DATA EXTRACT Block Start

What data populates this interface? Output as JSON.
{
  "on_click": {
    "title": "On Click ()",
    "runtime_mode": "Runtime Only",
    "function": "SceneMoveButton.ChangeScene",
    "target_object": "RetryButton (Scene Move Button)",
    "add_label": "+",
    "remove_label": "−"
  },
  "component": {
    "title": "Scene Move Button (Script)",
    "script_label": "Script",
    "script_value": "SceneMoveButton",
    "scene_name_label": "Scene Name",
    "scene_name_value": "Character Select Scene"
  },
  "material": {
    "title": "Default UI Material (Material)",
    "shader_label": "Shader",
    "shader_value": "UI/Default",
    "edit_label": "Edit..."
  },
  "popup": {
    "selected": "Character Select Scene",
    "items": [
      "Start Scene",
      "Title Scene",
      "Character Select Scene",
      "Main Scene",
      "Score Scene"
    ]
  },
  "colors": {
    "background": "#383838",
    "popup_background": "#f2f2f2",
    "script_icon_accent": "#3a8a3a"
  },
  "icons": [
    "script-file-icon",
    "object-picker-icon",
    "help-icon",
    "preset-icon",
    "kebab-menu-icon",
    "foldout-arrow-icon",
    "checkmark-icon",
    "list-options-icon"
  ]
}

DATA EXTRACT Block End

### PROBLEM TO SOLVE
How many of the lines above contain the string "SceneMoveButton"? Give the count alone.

### ANSWER FOR THIS EXERCISE
2